The Brazilian startup Hash is taking advantage of the ‘fintechrization’ of different sectors to build a new market. The startup connects entrepreneurs and customers through a platform capable of transforming large companies into financial service providers.
Founded in 2017, the São Paulo-based company put all of its 56 employees into remote work on March 12th, due to the coronavirus pandemic. It also stopped the distribution of POS terminals to its customers, since the equipment manufacturer suspended the device’s production. But in the midst of the crisis, it received the news that it was selected, with 15 more startups, for Endeavor’s Scale-up B2B program. It will be five months of intense learning that can take the fintech to a new level.
The cofounder and CEO of Hash, João Miranda told LABS that at the beginning of the pandemic, the company had a strategy to freeze spending, but is now resuming hiring to continue escalating. “I think that by the end of the year we will be able to launch interesting projects”, he says.
How Hash was born
Miranda and Thiago Arnese, also cofounder of Hash, were employees of Pagar.me, a fintech sold to the Brazilian payment processing firm Stone in 2016. In the last year of the company, Miranda, originally a developer, was working at the sales area of Pagar.me, which led him to have close contact with a number of other companies.
“At that time we saw a demand from some companies wanting to build a Pagar.me at home. Usually, B2B companies that sell to other smaller companies and that wanted to offer their own payment solution to their customers, because they already had a very close relationship with them and saw that small and medium companies had financial problems, problems with cash flow”, explains Miranda.
So Miranda and Arnese started helping these companies to become fintechs and realized that it was very complex to build this type of solution from scratch. Instead of working as a consultancy, they thought that the ideal way would be to build a plug-and-play platform, which can be adapted to each company.
From 2017 to mid-2019 Hash worked to build the platform. “It’s a market that requires a lot of knowledge, It is very much on the basis of trial and error,” he explains. Hash is currently present in 15,000 commercial establishments.
According to Miranda, the platform allows companies to absorb the financial flows of their entire network of customers, through an innovative and customized solution according to the needs of each audience.
The company has 3 customers in the operational phase (one of the largest building materials chains and joinery stores in the country, called Leo Madeiras, the refurbishing startup Decorati, and the payment startup Mobbi Pag), and eight clients waiting for the pandemic to end to put their POS terminals back on the streets.

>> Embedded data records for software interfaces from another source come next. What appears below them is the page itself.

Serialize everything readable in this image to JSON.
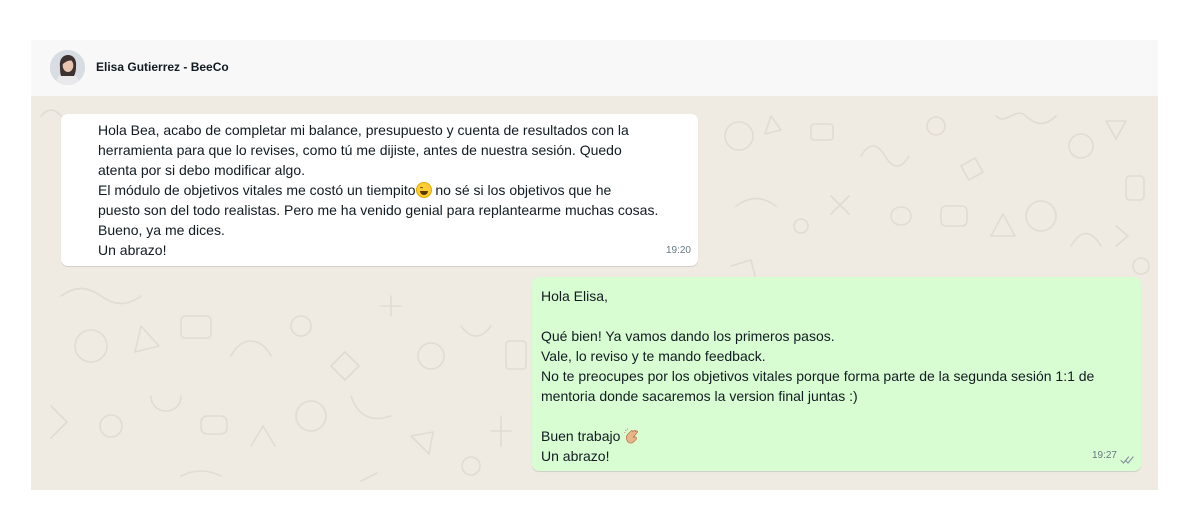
{
  "header": {
    "contact_name": "Elisa Gutierrez - BeeCo",
    "avatar_icon": "user-avatar-icon"
  },
  "messages": [
    {
      "direction": "incoming",
      "lines": [
        "Hola Bea, acabo de completar mi balance, presupuesto y cuenta de resultados con la",
        "herramienta para que lo revises, como tú me dijiste, antes de nuestra sesión. Quedo",
        "atenta por si debo modificar algo.",
        "El módulo de objetivos vitales me costó un tiempito",
        " no sé si los objetivos que he",
        "puesto son del todo realistas. Pero me ha venido genial para replantearme muchas cosas.",
        "Bueno, ya me dices.",
        "Un abrazo!"
      ],
      "emoji": "grinning-sweat-face-emoji",
      "time": "19:20"
    },
    {
      "direction": "outgoing",
      "lines": [
        "Hola Elisa,",
        "",
        "Qué bien! Ya vamos dando los primeros pasos.",
        "Vale, lo reviso y te mando feedback.",
        "No te preocupes por los objetivos vitales porque forma parte de la segunda sesión 1:1 de",
        "mentoria donde sacaremos la version final juntas :)",
        "",
        "Buen trabajo ",
        "Un abrazo!"
      ],
      "emoji": "clapping-hands-emoji",
      "time": "19:27",
      "status_icon": "double-check-icon"
    }
  ],
  "colors": {
    "chat_background": "#efeae2",
    "incoming_bubble": "#ffffff",
    "outgoing_bubble": "#d9fdd3",
    "header_background": "#f8f8f8",
    "timestamp": "#667781"
  }
}
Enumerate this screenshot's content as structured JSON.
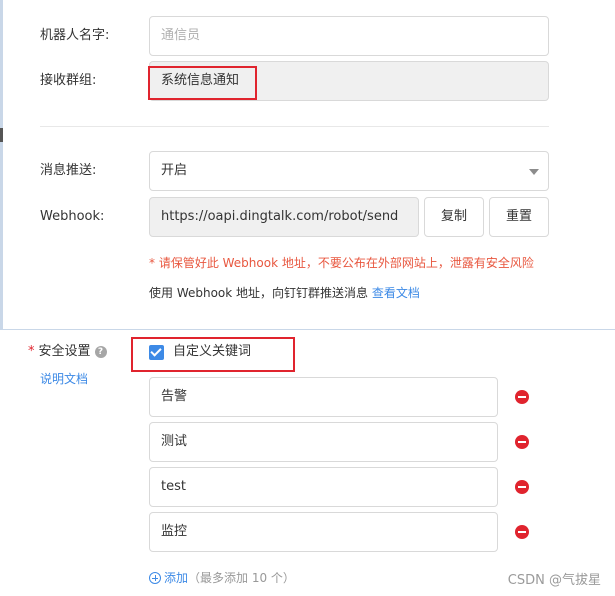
{
  "robot_form": {
    "name_label": "机器人名字:",
    "name_placeholder": "通信员",
    "group_label": "接收群组:",
    "group_value": "系统信息通知",
    "push_label": "消息推送:",
    "push_value": "开启",
    "webhook_label": "Webhook:",
    "webhook_value": "https://oapi.dingtalk.com/robot/send",
    "copy_label": "复制",
    "reset_label": "重置",
    "warning_text": "* 请保管好此 Webhook 地址，不要公布在外部网站上，泄露有安全风险",
    "hint_text": "使用 Webhook 地址，向钉钉群推送消息",
    "hint_link": "查看文档"
  },
  "security": {
    "required_mark": "*",
    "label": "安全设置",
    "help_glyph": "?",
    "doc_link": "说明文档",
    "custom_keywords_label": "自定义关键词",
    "custom_keywords_checked": true,
    "keywords": [
      "告警",
      "测试",
      "test",
      "监控"
    ],
    "add_label": "添加",
    "add_note": "（最多添加 10 个）"
  },
  "watermark": "CSDN @气拔星",
  "colors": {
    "accent": "#3d8ae6",
    "danger": "#e0242e",
    "warning_text": "#e8573f"
  }
}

Leo Madeiras, for example, has Hash’s POS coupled with a digital account to control the balance of the establishment that also provides benefits such as installment purchases. The result of that? Most woodworkers who buy inputs at Leo Madeiras ended up also migrating to Hash machines. “The volume for us ended up increasing even though we are not putting more POS terminals on the streets. We continue to grow 20% from April to May,” explains Miranda. The joinery was a market that grew during the pandemic, as with more people spending more time at home, the demand for new furniture increased.
According to Miranda, Hash activated the “war mode” at the pandemic, which is when the merchant, who uses the POS with Hash technology also has access to a sales link, so that instead of processing with the POS he can send the link for his client to pay online.
“We also tried to adapt to help those who were unable to sell, and in parallel, many customers were very creative. In the carpentry they can work from home, they already do the projects inside the house, so they continued selling”.
Scaling-up amid pandemic
When it comes to payments, Hash noticed the difference since the beginning of the pandemic in Brazil, as the demand for contactless cards skyrocketed. “The consumer no longer wants to touch the POS terminals, the adhesion of these contactless services has grown absurdly and it is a pattern that we are beginning to perceive that it will remain,” says Miranda.
With more than BRL 13 million in investment rounds from the venture capital funds Kaszek Ventures and Canary, Hash may have a new round by the end of the year, as stated by Miranda.
In 2019, the company transacted BRL 150 million and by 2020 the expectation is to reach BRL 500 million, while the company may increasingly be the gateway to other companies to the world of financial payment services.